======== Exercise inputs ========

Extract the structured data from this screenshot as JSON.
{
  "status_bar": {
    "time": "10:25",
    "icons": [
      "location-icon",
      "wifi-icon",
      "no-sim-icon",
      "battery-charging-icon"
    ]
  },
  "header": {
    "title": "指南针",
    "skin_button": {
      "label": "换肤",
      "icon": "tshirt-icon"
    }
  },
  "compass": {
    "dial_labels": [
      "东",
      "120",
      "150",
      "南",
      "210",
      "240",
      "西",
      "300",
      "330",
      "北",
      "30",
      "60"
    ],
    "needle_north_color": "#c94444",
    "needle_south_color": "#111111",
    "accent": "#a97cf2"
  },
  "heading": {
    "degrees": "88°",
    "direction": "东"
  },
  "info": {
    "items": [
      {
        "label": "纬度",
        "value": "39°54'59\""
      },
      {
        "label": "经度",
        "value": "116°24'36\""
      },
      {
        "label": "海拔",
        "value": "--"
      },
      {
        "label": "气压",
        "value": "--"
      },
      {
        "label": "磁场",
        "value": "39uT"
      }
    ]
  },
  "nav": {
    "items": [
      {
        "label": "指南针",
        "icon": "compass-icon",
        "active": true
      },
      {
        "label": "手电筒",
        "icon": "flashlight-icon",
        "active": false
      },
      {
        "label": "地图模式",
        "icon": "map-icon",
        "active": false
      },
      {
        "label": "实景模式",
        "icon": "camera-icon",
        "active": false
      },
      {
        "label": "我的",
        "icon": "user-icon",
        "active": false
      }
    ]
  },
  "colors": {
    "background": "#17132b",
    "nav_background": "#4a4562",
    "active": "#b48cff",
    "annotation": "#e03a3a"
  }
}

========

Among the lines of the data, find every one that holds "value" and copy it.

        "value": "39°54'59\""
        "value": "116°24'36\""
        "value": "--"
        "value": "--"
        "value": "39uT"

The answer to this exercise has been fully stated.